Use energy-efficient appliances: Embracing energy-efficient appliances and light bulbs minimizes energy consumption, which, in turn, reduces air pollution stemming from power plants.
Properly dispose of hazardous waste: To prevent the contamination of air and water, it is crucial to ensure the proper disposal of hazardous waste items like batteries, electronics, and chemicals.
Implement regulations on industry and transportation: Governments can establish regulations to limit air pollution from industrial activities and transportation. Vehicle emission standards, for instance, can significantly reduce pollution from cars and trucks.
Promote renewable energy: Governments can actively promote the adoption of renewable energy sources like wind and solar power, thereby reducing air pollution associated with fossil fuel power plants.
Invest in public transportation: By investing in efficient and accessible public transportation systems, governments can encourage people to rely less on personal vehicles, thus mitigating air pollution.

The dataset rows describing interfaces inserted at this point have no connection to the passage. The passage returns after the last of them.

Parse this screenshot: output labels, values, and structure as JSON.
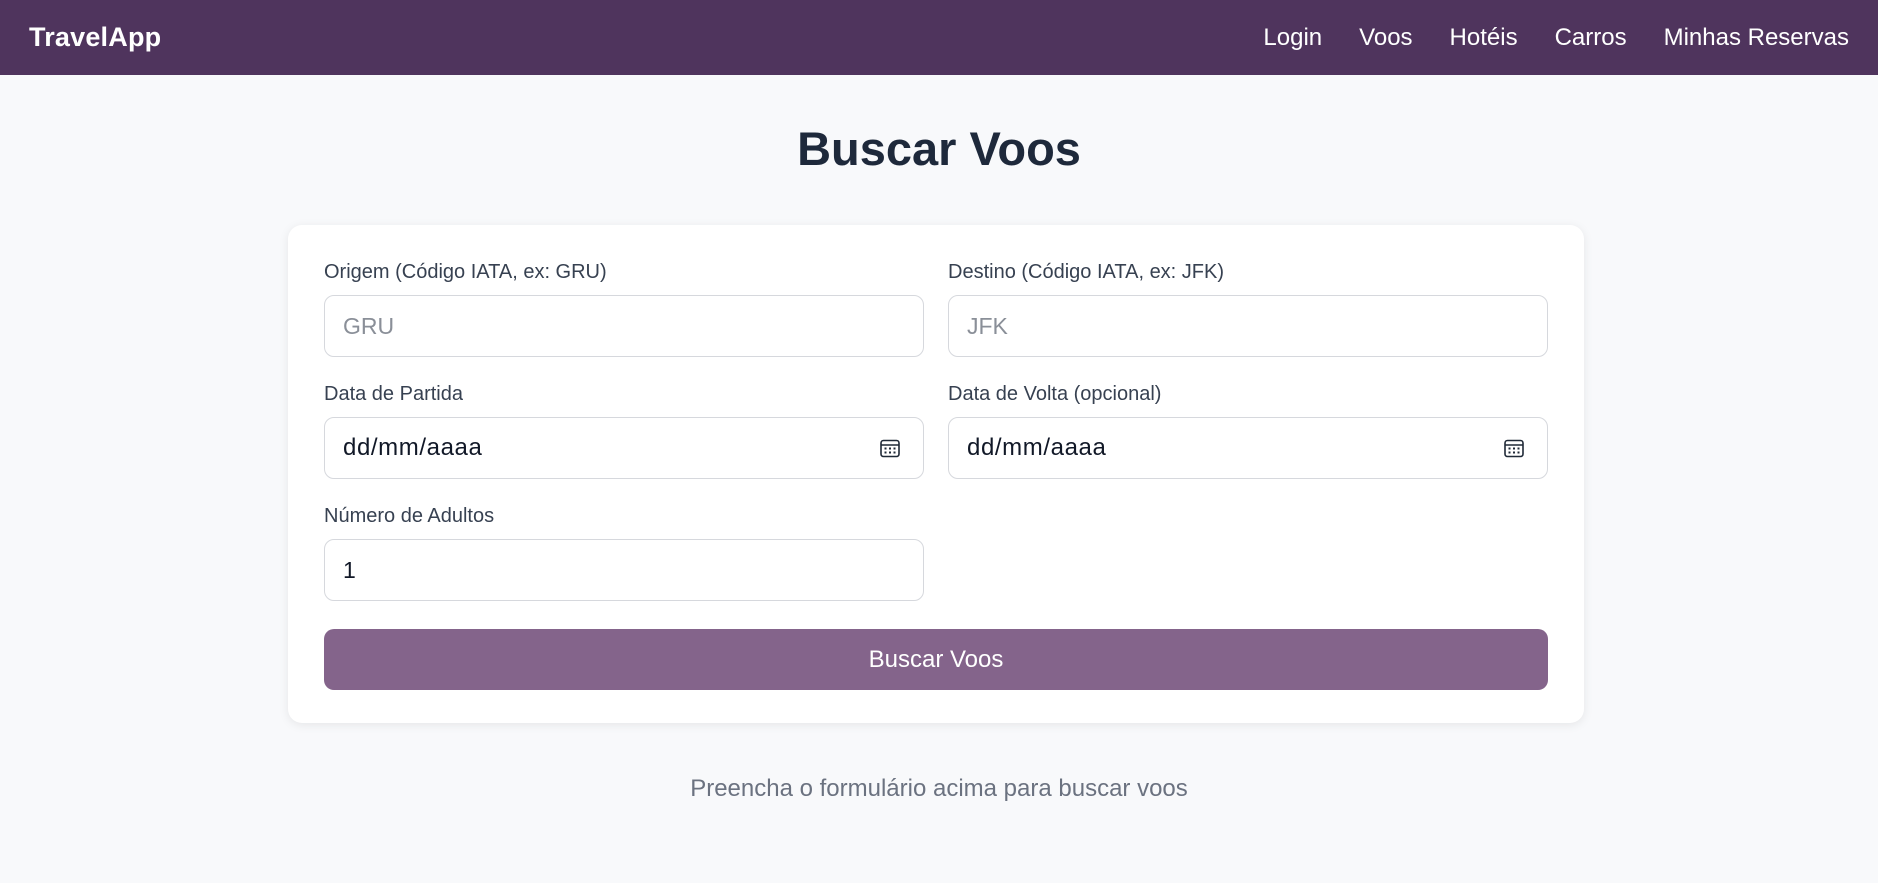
{
  "app": {
    "brand": "TravelApp"
  },
  "nav": {
    "items": [
      {
        "label": "Login"
      },
      {
        "label": "Voos"
      },
      {
        "label": "Hotéis"
      },
      {
        "label": "Carros"
      },
      {
        "label": "Minhas Reservas"
      }
    ]
  },
  "page": {
    "title": "Buscar Voos"
  },
  "form": {
    "origin": {
      "label": "Origem (Código IATA, ex: GRU)",
      "placeholder": "GRU",
      "value": ""
    },
    "destination": {
      "label": "Destino (Código IATA, ex: JFK)",
      "placeholder": "JFK",
      "value": ""
    },
    "departure": {
      "label": "Data de Partida",
      "display": "dd/mm/aaaa",
      "icon": "calendar-icon"
    },
    "return": {
      "label": "Data de Volta (opcional)",
      "display": "dd/mm/aaaa",
      "icon": "calendar-icon"
    },
    "adults": {
      "label": "Número de Adultos",
      "value": "1"
    },
    "submit_label": "Buscar Voos"
  },
  "hint": "Preencha o formulário acima para buscar voos",
  "colors": {
    "navbar": "#4f345d",
    "button": "#84648b",
    "background": "#f8f9fb",
    "card": "#ffffff"
  }
}
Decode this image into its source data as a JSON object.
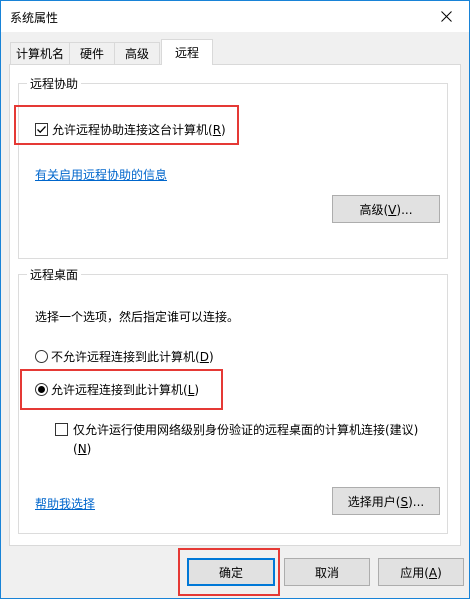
{
  "window": {
    "title": "系统属性"
  },
  "tabs": [
    {
      "label": "计算机名"
    },
    {
      "label": "硬件"
    },
    {
      "label": "高级"
    },
    {
      "label": "远程",
      "active": true
    }
  ],
  "remote_assistance": {
    "group_label": "远程协助",
    "allow_checkbox": {
      "label": "允许远程协助连接这台计算机(",
      "key": "R",
      "suffix": ")",
      "checked": true
    },
    "info_link": "有关启用远程协助的信息",
    "advanced_button": {
      "label": "高级(",
      "key": "V",
      "suffix": ")..."
    }
  },
  "remote_desktop": {
    "group_label": "远程桌面",
    "instruction": "选择一个选项，然后指定谁可以连接。",
    "option_disallow": {
      "label": "不允许远程连接到此计算机(",
      "key": "D",
      "suffix": ")",
      "selected": false
    },
    "option_allow": {
      "label": "允许远程连接到此计算机(",
      "key": "L",
      "suffix": ")",
      "selected": true
    },
    "nla_checkbox": {
      "label": "仅允许运行使用网络级别身份验证的远程桌面的计算机连接(建议)",
      "line2_prefix": "(",
      "key": "N",
      "suffix": ")",
      "checked": false
    },
    "help_link": "帮助我选择",
    "select_users_button": {
      "label": "选择用户(",
      "key": "S",
      "suffix": ")..."
    }
  },
  "footer": {
    "ok_button": "确定",
    "cancel_button": "取消",
    "apply_button": {
      "label": "应用(",
      "key": "A",
      "suffix": ")"
    }
  },
  "colors": {
    "accent": "#0078d7",
    "link": "#0066cc",
    "highlight": "#e53935"
  }
}
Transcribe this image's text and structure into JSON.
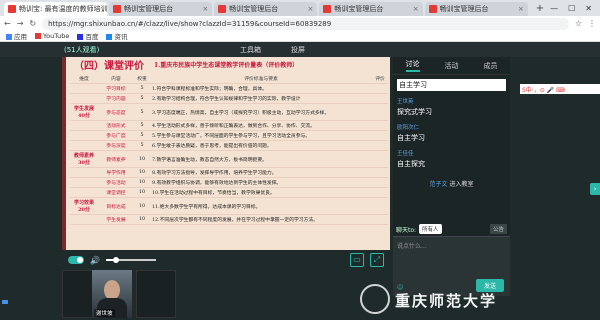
{
  "browser": {
    "tabs": [
      {
        "label": "畅训宝: 最有温度的教师培训【"
      },
      {
        "label": "畅训宝管理后台"
      },
      {
        "label": "畅训宝管理后台"
      },
      {
        "label": "畅训宝管理后台"
      },
      {
        "label": "畅训宝管理后台"
      }
    ],
    "new_tab": "+",
    "url": "https://mgr.shixunbao.cn/#/clazz/live/show?clazzId=31159&courseId=60839289",
    "bookmarks": [
      "应用",
      "YouTube",
      "百度",
      "资讯"
    ]
  },
  "topbar": {
    "online": "(51人观看)",
    "tools": [
      "工具箱",
      "投屏"
    ]
  },
  "slide": {
    "title": "（四）课堂评价",
    "subtitle": "1.重庆市民族中学生态课堂教学评价量表（评价教师）",
    "headers": [
      "维度",
      "内容",
      "权重",
      "评价标准与要素",
      "评价"
    ],
    "rows": [
      {
        "dim": "",
        "item": "学习目标",
        "weight": "5",
        "desc": "1.符合学科课程标准和学生实际；明确，合理，具体。"
      },
      {
        "dim": "",
        "item": "学习内容",
        "weight": "5",
        "desc": "2.有助学习结构合理，符合学生认知规律和学生学习的实际，教学设计"
      },
      {
        "dim": "学生发展40分",
        "item": "参与态度",
        "weight": "5",
        "desc": "3.学习态度端正，热情高，自主学习（或探究学习）积极主动，互动学习方式多样。"
      },
      {
        "dim": "",
        "item": "活动形式",
        "weight": "5",
        "desc": "4.学生活动形式多样，善于倾听和正确表达，做到合作、分享、协作、交流。"
      },
      {
        "dim": "",
        "item": "参与广度",
        "weight": "5",
        "desc": "5.学生参与课堂活动广，不同层面的学生参与学习，且学习活动全员参与。"
      },
      {
        "dim": "",
        "item": "参与深度",
        "weight": "5",
        "desc": "6.学生敢于表达质疑，善于思考，能提出有价值的问题。"
      },
      {
        "dim": "教师素养30分",
        "item": "教师素养",
        "weight": "10",
        "desc": "7.教学语言准确生动，教态自然大方，板书简明扼要。"
      },
      {
        "dim": "",
        "item": "导学作用",
        "weight": "10",
        "desc": "8.有效学习方法指导，发挥导学作用，培养学生学习能力。"
      },
      {
        "dim": "",
        "item": "参与活动",
        "weight": "10",
        "desc": "9.有效教学组织与协调，能够有效地达到学生的主体性发挥。"
      },
      {
        "dim": "",
        "item": "课堂调控",
        "weight": "10",
        "desc": "10.学生在活动过程中有目标，节奏恰当，教学效果优良。"
      },
      {
        "dim": "学习效果20分",
        "item": "目标达成",
        "weight": "10",
        "desc": "11.绝大多数学生学有所得，达成本课的学习目标。"
      },
      {
        "dim": "",
        "item": "学生发展",
        "weight": "10",
        "desc": "12.不同层次学生都有不同程度的发展，并在学习过程中掌握一定的学习方法。"
      }
    ]
  },
  "panel": {
    "tabs": [
      "讨论",
      "活动",
      "成员"
    ],
    "messages": [
      {
        "user": "",
        "text": "自主学习"
      },
      {
        "user": "王世英",
        "text": "探究式学习"
      },
      {
        "user": "欧阳次仁",
        "text": "自主学习"
      },
      {
        "user": "王佳佳",
        "text": "自主探究"
      }
    ],
    "enter": {
      "user": "范子文",
      "text": "进入教室"
    },
    "chat_to_label": "聊天to:",
    "chat_to_value": "所有人",
    "notice": "公告",
    "chat_placeholder": "说点什么...",
    "send_label": "发送"
  },
  "ime": {
    "text": "S中·，⊙ 🎤 ⌨"
  },
  "webcam": {
    "name": "谢世坡"
  },
  "watermark": "重庆师范大学",
  "colors": {
    "accent": "#2bb7a9",
    "title_red": "#c9183d"
  }
}
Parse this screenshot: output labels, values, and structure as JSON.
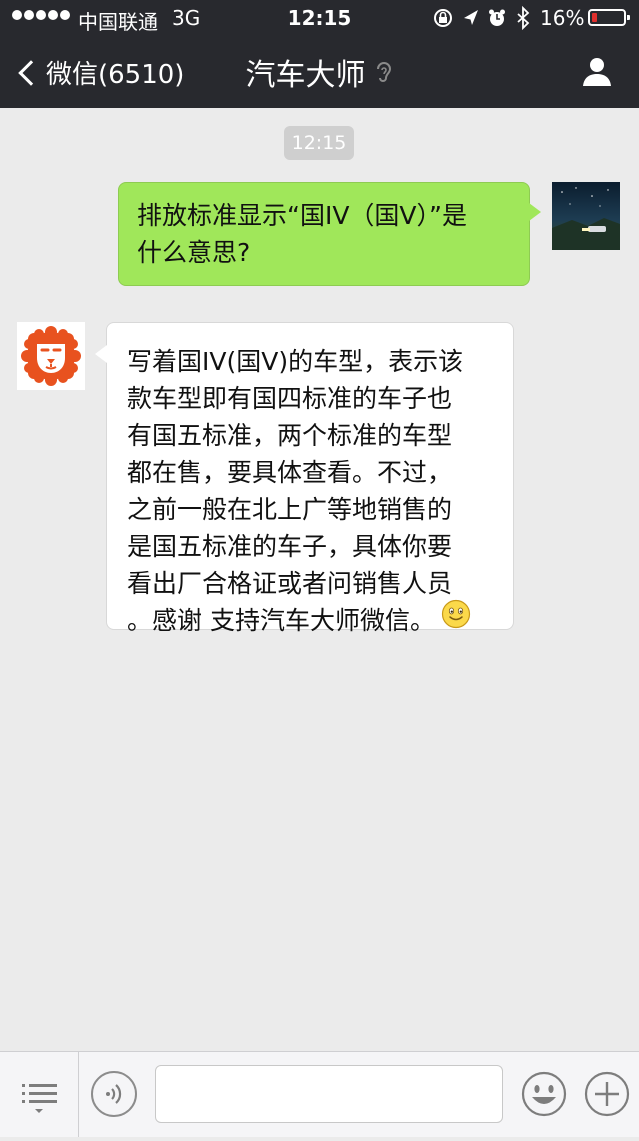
{
  "status_bar": {
    "carrier": "中国联通",
    "network": "3G",
    "time": "12:15",
    "battery_percent": "16%",
    "battery_level": 0.16,
    "icons": [
      "orientation-lock-icon",
      "location-icon",
      "alarm-icon",
      "bluetooth-icon"
    ]
  },
  "nav": {
    "back_label": "微信(6510)",
    "title": "汽车大师",
    "title_icon": "ear-icon",
    "right_icon": "profile-icon"
  },
  "chat": {
    "timestamp": "12:15",
    "messages": [
      {
        "side": "right",
        "bubble_color": "#a0e75a",
        "lines": [
          "排放标准显示“国IV（国V）”是",
          "什么意思?"
        ]
      },
      {
        "side": "left",
        "bubble_color": "#ffffff",
        "avatar_color": "#e8521f",
        "lines": [
          "写着国IV(国V)的车型，表示该",
          "款车型即有国四标准的车子也",
          "有国五标准，两个标准的车型",
          "都在售，要具体查看。不过，",
          "之前一般在北上广等地销售的",
          "是国五标准的车子，具体你要",
          "看出厂合格证或者问销售人员",
          "。感谢 支持汽车大师微信。"
        ],
        "trailing_icon": "smiley-emoji-icon"
      }
    ]
  },
  "input_bar": {
    "menu_icon": "list-menu-icon",
    "voice_icon": "voice-icon",
    "text_value": "",
    "emoji_icon": "emoji-icon",
    "plus_icon": "plus-icon"
  },
  "colors": {
    "header_bg": "#28292e",
    "chat_bg": "#ebebeb",
    "sent_bubble": "#a0e75a",
    "received_bubble": "#ffffff",
    "brand_orange": "#e8521f"
  }
}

Implement sustainable practices: Businesses can embrace sustainable practices such as waste reduction, energy conservation, and the utilization of renewable energy sources. These measures contribute to reducing environmental impacts, including air pollution.
Provide alternatives to driving: Businesses can foster alternatives to driving, such as telecommuting, carpooling, and supporting the use of public transportation. Encouraging employees to reduce reliance on cars aids in decreasing air pollution.
Outdoor air quality is a critical concern from an arborist’s perspective as it directly impacts the health of trees, plants, and the overall environment. It is imperative that we join forces to enhance air quality and safeguard public health.
Various sources contribute to outdoor air pollution, including transportation, industrial activities, and natural occurrences such as wildfires and dust storms. These sources emit pollutants that pose risks to both human well-being and the environment.
To tackle this issue, multiple methods for monitoring outdoor air quality are available, encompassing government monitoring, private sector initiatives, and citizen science efforts. These monitoring approaches yield valuable data that enhance our understanding of air pollution and aid in the implementation of effective measures for its reduction.
Improving outdoor air quality necessitates collaborative action from individuals, governments, and businesses. There exist numerous approaches to combat air pollution, including utilizing public transportation, promoting renewable energy sources, and incorporating sustainable practices into our daily lives.
It is vital to acknowledge that the responsibility for enhancing outdoor air quality lies not solely with individuals, but with our collective efforts. By collaborating harmoniously, we can forge a path towards a cleaner and healthier environment, benefiting ourselves and future generations.
In conclusion, addressing outdoor air quality is paramount for the well-being of trees, plants, and the entire ecosystem. By actively working together to reduce air pollution, we safeguard our health and pave the way for a sustainable future. We advocate tirelessly for the protection of the environment and its vital resources, including clean and pristine air.